...her book is much shorter on the anxiety of influence and far longer on the blustery impatience of youth. In Ms. Millard’s retelling, young Churchill was entitled, precocious, supernaturally confident — one of those fellows whose neon self-regard is downright unseemly until the very moment it is earned ... as involving as a popcorn thriller. Ms. Millard does an excellent job conveying the drama of confinement, both inside the prison and out ... What’s striking is the high volume of evidence Ms. Millard has compiled to show how unswervingly he believed in his own majestic destiny more than 40 years before he fulfilled it.
This is well-trodden territory, and, unlike in her earlier works, Millard offers few new facts or insights about Churchill and his South African adventure. Yet, thanks to her formidable storytelling skills, she has succeeded in infusing this familiar narrative with color, excitement and life.
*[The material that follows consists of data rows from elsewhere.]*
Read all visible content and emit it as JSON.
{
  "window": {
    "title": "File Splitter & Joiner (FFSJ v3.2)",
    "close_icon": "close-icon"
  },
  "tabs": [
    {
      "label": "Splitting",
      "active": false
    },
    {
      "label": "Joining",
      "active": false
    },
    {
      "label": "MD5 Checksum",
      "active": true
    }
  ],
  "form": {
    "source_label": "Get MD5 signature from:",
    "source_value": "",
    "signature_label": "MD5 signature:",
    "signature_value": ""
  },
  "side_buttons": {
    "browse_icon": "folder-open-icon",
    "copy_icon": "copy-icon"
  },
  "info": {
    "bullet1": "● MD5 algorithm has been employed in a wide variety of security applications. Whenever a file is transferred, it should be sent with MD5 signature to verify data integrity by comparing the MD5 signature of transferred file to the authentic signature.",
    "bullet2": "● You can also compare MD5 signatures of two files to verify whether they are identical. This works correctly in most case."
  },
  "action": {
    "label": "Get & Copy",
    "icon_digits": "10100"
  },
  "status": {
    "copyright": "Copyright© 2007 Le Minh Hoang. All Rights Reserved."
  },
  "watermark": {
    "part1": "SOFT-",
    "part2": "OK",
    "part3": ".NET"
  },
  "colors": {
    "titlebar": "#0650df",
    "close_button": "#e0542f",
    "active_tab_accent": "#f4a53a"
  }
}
The details of his prison break are best read in full. Suffice it to say that if Ms. Millard does not enlarge our image of Churchill, she presents him vividly and readably. She has a knack for detail and notes that while he was willing to risk his life for the crown, brooking discomfort was another matter ... Ms. Millard also does a splendid job of introducing modern readers to the Boers, depicting a nation of citizen-farmers, doggedly self-reliant if racially blinkered, who gave the British Lion all it could handle.
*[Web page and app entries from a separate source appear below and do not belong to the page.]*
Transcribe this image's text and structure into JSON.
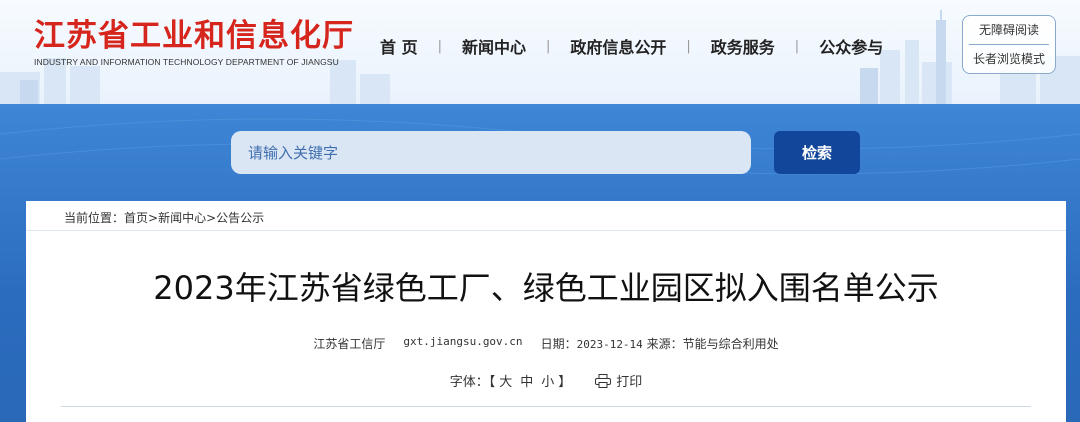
{
  "site": {
    "title_cn": "江苏省工业和信息化厅",
    "title_en": "INDUSTRY AND INFORMATION TECHNOLOGY DEPARTMENT OF JIANGSU"
  },
  "nav": {
    "items": [
      "首 页",
      "新闻中心",
      "政府信息公开",
      "政务服务",
      "公众参与"
    ],
    "separator": "|"
  },
  "accessibility": {
    "barrier_free": "无障碍阅读",
    "elder_mode": "长者浏览模式"
  },
  "search": {
    "placeholder": "请输入关键字",
    "button_label": "检索"
  },
  "breadcrumb": {
    "prefix": "当前位置：",
    "items": [
      "首页",
      "新闻中心",
      "公告公示"
    ],
    "separator": ">"
  },
  "article": {
    "title": "2023年江苏省绿色工厂、绿色工业园区拟入围名单公示",
    "publisher": "江苏省工信厅",
    "site_url": "gxt.jiangsu.gov.cn",
    "date_label": "日期：",
    "date": "2023-12-14",
    "source_label": "来源：",
    "source": "节能与综合利用处"
  },
  "tools": {
    "font_label": "字体：【",
    "font_large": "大",
    "font_medium": "中",
    "font_small": "小",
    "font_close": "】",
    "print_label": "打印",
    "print_icon": "printer-icon"
  },
  "colors": {
    "brand_red": "#d6251c",
    "band_blue": "#2f6fbf",
    "button_blue": "#12469a"
  }
}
Anyone with a basic grasp of history will know that he made it. Yet the tale of how he did so has lost none of its thrill in the 116 years since it happened. Millard’s suspenseful writing is ideal for this adventure-novel material ... Millard has a strong sense of character and storytelling, though she is less concerned with the details that often illuminate historical writing ... over all this is a tremendously readable and enjoyable book.
...a fluent and readable account of Churchill’s early life as a buccaneering, attention-seeking journalist and soldier ... The story in Hero of the Empire has been told before, and there isn’t much new that Millard brings ... As Millard effectively shows, the British empire and Churchill – from his early soldiering days to his apotheosis during the second world war – were also mutually dependent.
Aside from a gift for spotting compelling and underreported narrative material in the lives of familiar historical figures, Millard is an extremely talented writer, equally adept at penning heart-stopping battlefield scenes and the peculiarities of the emerging Boer culture in early South African history. She has an eye for telling detail and character insight, a dual skill that makes Hero of the Empire a page turner and a fascinating portrait of one of the 20th century’s great figures.
...as valuable as [it is] entertaining ... Millard often, perhaps too often, hits a tone of high melodrama scarcely distinguishable from Churchill's own account ... But her general narrative instincts are as true here as they've always been, and she keeps constantly in mind what Churchill himself kept constantly in mind: not the heroism of British troops nor the doomed bravery of the Boers but rather the fame of Winston Churchill ... Millard brings [Churchill] vividly to life.
Through meticulous research of primary sources she crafts historically accurate dramatic scenes that fill the senses. It’s impossible not to feel the claustrophobia of capture when Churchill’s detained in a corrugated-iron shed ... Millard has no shortage of strengths as a writer, but particularly spectacular is her ability to make history and historical figures not only relatable, but absolutely relevant to contemporary readers.
""Millard has enriched this tale of adventure with details of the quiddities and tribulations of late-nineteenth-century British warfare ... I read this book with real pleasure (and pounding heart). It is, quite simply, a thumping good read.""
...[a] fascinating account ... There are moments reading Millard's heart-pounding tale of war, imprisonment and escape when you have to stop and remind yourself this is actually a work of historical nonfiction ... a thrilling, fun adventure yarn, well worthy of eventually making it to a screen somewhere. It is also a compelling story of the mysteries of fate and a young future world figure who simply would not be denied his call to greatness.